Necessary evil? How to fix finance by saving human rights

Finance governs almost every aspect of modern life. Every day, we use the financial system to mortgage our homes, to insure our health, to invest in our futures through education and pension funds, to feed and clothe ourselves, to be paid for our labor, and to help others in need. As the fuel of capitalism, finance has been a major force for human progress for centuries. Yet it has periodically generated disasters too, from the Great Depression to the recent sub-prime mortgage crisis. In writing Necessary Evil, distinguished human rights law scholar David Kinley spent ten years immersed in researching finance’s many facets—from how it is raised and what it is spent on, to when it is gambled and who wins and who loses—to produce this unique account of how finance works from a human rights perspective.

Join David Kinley, Professor and Chair in Human Rights Law at the University of Sydney, and author of “Necessary Evil: How to Fix Finance by Saving Human Rights,” as he discusses how to reform finance in ways that will salvage its legitimacy and make it human rights friendly together with Daniel Augenstein (Tilburg Law School), Carolijn Terwindt (European Center for Constitutional and Human Rights e.V.) and moderator Pierre Thielbörger (Hertie School). The event is chaired by Mark Dawson (Hertie School).

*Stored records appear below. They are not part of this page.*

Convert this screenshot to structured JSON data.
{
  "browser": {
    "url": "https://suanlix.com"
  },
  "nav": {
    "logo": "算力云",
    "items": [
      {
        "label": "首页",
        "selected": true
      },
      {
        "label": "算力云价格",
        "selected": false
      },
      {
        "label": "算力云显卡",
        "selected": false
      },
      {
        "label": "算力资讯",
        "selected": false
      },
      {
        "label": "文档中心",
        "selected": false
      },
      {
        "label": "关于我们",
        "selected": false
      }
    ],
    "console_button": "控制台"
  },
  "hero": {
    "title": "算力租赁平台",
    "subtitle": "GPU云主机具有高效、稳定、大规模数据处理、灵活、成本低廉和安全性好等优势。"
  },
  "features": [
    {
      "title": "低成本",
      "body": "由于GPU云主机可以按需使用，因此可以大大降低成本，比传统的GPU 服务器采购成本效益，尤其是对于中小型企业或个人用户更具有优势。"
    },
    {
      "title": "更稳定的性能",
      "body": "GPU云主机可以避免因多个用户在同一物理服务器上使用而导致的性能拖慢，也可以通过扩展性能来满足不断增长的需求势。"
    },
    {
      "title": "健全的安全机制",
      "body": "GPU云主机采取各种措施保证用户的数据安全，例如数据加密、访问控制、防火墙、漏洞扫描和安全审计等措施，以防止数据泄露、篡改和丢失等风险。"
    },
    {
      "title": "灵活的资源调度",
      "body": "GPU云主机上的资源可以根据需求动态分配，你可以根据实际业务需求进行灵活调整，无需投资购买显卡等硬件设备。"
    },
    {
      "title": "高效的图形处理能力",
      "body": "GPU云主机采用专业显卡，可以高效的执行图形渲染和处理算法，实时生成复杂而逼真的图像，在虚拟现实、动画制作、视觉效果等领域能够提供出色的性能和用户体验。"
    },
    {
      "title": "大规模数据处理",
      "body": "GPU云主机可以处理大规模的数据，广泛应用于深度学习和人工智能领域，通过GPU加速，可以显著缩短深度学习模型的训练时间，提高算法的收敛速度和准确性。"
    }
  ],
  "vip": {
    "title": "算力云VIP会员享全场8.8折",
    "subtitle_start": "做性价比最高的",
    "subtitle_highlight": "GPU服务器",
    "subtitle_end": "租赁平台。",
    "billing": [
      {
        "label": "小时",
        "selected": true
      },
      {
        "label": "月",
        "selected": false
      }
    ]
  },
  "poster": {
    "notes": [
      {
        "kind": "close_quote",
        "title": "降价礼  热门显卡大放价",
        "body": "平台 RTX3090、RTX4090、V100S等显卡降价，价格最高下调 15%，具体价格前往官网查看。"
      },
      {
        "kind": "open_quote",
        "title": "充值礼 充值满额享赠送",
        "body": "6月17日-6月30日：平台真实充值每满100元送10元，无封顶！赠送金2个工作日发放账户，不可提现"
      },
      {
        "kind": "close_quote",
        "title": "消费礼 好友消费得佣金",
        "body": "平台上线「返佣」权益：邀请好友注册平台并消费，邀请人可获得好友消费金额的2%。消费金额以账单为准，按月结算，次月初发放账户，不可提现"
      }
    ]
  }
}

David Kinley is Chair in Human Rights Law at the University of Sydney and an Expert Member of Doughty Street Chambers in London; presently he is a visiting fellow at the Max Planck Institute in Luxembourg. Between 2000 and 2005 he was the Founding Director of the Castan Centre for Human Rights Law at Monash University, and was a founding member of Australian Lawyers for Human Rights in the early 19990s. He specializes in relations between the global economy and human rights and has worked for more than 25 years with governments, international organisations, law firms, corporations and NGOs in the field. His latest book, Necessary Evil: How to Fix Finance by Saving Human Rights was published in 2018 by Oxford University Press.  He also has a TEDx video: How Much Do Banks Owe Us?


Daniel Augenstein is Associate Professor in the Department of European and International Public Law at Tilburg Law School. His research focuses on human rights in their constitutional, international and global dimensions. It examines the transformation of human rights under conditions of globalisation where different (state and non-state) regimes of protection intersect and compete with each other.

Carolijn Terwindt represents the Business and Human Rights Program at the European Center for Constitutional and Human Rights, where she works closely with workers and their families in Pakistan and Bangladesh on cases of corporate liability in the textile industry. She has published on a wide range of topics, including identity politics, anti-terrorism legislation, contentious criminalization, and the liability of pharmaceuticals off shoring their clinical trials.

Moderated by Pierre Thielbörger is Adjunct Professor at the Hertie School and Professor of German Public Law and International Law, especially International Law of Peace and Armed Conflict, at the Ruhr University Bochum. He is also Executive Director of the Institute for the International Law of Peace and Armed Conflict (IFHV) in Bochum.


Mark Dawson, Professor of European Law and Governance at the Hertie School. His research focuses on the relationship between law and policymaking in the EU, particularly economic governance and human rights protection. Dawson was previously an Assistant Professor at Maastricht University, where he remains a scholar within the Maastricht Centre for European Law.